Interface dataset entries:
************

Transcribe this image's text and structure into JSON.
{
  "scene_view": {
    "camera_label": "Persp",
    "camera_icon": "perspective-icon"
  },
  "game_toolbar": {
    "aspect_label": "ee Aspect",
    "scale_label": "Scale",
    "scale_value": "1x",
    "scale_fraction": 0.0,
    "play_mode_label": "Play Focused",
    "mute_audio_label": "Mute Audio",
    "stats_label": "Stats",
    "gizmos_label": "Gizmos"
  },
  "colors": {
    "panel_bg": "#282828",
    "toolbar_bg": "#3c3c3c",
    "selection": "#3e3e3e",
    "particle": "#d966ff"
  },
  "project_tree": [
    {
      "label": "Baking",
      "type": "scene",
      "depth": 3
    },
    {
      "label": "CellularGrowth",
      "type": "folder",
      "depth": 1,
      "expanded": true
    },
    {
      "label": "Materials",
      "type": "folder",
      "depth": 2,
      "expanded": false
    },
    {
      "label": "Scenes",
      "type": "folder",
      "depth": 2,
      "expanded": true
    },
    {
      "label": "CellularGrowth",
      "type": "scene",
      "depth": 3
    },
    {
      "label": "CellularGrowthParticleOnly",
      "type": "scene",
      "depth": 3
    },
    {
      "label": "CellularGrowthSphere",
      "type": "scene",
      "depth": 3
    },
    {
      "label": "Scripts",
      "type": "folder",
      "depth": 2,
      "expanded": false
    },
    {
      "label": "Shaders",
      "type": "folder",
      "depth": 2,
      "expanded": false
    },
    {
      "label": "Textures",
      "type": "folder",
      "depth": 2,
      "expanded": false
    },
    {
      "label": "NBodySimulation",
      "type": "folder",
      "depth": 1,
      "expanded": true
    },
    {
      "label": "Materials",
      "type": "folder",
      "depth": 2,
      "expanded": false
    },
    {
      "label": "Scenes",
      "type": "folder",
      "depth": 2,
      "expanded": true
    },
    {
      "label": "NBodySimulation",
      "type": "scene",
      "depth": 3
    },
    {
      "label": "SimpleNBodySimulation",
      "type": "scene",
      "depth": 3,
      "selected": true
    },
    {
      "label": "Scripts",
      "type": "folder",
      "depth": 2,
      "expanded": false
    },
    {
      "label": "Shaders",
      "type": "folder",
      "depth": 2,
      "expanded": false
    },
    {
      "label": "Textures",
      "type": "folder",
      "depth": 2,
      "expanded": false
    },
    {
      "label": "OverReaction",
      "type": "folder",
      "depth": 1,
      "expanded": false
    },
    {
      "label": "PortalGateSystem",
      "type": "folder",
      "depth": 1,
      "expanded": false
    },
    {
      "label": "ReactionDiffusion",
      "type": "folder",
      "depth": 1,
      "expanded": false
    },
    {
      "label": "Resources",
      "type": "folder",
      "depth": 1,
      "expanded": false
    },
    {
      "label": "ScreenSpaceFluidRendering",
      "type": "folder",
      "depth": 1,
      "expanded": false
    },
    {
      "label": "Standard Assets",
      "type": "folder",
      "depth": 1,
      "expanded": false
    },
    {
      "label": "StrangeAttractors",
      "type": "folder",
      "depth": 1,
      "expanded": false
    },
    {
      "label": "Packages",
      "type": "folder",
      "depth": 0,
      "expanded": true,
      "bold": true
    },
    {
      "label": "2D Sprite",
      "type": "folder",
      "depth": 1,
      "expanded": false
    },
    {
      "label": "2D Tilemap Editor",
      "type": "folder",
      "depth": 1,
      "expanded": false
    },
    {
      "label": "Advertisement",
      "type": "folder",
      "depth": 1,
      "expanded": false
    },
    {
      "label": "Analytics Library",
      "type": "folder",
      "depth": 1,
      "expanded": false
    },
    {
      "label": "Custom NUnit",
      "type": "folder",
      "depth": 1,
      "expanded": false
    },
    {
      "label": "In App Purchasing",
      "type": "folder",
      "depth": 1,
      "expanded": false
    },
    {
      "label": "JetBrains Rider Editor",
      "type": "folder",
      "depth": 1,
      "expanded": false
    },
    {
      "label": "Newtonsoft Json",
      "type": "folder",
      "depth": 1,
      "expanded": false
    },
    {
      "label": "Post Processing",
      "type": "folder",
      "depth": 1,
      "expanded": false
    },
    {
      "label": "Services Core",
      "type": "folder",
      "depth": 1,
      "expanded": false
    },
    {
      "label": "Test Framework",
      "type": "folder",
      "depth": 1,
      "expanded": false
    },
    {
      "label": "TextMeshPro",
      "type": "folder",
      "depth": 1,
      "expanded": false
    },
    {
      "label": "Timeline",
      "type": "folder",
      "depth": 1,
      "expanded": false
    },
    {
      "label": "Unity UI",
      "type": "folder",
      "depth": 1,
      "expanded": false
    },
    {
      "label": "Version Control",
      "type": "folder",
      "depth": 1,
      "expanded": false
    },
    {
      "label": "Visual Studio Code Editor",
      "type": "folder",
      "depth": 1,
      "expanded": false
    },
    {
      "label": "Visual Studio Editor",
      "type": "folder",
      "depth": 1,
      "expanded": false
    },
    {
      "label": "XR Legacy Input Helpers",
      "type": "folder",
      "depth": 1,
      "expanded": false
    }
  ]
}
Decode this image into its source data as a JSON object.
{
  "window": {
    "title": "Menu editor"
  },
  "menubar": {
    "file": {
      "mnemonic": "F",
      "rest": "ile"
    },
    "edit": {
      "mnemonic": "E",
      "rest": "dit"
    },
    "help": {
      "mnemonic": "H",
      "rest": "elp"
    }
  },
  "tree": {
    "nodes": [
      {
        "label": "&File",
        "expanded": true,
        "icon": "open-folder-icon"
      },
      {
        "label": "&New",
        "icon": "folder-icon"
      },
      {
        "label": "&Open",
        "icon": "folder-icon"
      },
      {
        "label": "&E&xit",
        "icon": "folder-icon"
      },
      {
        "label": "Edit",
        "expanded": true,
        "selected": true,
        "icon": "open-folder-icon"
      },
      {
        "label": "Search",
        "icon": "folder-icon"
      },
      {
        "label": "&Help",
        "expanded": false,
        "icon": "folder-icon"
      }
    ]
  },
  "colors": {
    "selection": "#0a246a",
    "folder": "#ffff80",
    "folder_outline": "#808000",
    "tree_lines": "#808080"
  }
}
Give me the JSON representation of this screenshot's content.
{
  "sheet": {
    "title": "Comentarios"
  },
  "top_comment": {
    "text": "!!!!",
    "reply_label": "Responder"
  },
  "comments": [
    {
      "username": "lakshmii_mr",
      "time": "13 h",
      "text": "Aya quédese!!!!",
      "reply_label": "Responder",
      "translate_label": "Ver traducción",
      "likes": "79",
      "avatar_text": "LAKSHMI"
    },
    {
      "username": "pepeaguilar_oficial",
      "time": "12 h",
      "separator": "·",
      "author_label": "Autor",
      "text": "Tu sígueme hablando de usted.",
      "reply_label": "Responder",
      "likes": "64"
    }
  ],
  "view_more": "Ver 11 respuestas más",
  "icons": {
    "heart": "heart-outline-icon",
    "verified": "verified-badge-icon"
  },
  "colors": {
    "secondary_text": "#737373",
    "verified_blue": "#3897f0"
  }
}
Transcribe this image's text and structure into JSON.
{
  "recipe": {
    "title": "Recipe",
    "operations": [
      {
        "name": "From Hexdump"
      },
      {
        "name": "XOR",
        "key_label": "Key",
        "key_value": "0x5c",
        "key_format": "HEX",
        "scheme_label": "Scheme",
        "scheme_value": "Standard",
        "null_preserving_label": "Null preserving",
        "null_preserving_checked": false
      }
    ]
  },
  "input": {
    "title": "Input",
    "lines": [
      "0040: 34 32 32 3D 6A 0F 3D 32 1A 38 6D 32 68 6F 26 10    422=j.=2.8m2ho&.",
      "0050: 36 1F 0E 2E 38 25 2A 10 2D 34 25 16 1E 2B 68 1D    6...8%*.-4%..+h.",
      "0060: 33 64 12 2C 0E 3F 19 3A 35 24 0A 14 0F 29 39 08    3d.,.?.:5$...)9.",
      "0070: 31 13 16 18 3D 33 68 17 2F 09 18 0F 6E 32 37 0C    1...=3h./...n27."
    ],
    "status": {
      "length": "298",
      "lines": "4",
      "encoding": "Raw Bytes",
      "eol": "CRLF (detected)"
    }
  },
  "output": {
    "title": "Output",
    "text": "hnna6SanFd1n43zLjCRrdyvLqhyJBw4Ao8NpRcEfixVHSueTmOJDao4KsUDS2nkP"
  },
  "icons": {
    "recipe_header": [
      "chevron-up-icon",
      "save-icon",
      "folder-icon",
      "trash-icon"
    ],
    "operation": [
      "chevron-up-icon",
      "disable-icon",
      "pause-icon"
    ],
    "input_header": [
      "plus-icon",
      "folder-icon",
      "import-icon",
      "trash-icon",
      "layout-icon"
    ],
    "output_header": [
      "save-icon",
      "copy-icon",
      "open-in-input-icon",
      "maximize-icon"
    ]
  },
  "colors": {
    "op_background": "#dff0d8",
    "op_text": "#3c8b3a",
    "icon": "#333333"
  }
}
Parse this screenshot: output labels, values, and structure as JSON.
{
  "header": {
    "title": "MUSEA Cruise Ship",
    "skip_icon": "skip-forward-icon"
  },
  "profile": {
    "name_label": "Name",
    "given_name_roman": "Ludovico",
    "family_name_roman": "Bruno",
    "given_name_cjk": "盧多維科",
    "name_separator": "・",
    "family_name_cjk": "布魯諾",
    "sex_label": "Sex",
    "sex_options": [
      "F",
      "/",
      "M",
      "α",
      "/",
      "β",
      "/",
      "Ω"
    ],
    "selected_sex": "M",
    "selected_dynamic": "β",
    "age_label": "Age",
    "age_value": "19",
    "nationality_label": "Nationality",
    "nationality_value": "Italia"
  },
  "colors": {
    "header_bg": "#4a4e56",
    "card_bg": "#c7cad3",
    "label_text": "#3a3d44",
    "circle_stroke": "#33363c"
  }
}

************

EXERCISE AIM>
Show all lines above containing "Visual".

FINAL ANSWER>
      "label": "Visual Studio Code Editor",
      "label": "Visual Studio Editor",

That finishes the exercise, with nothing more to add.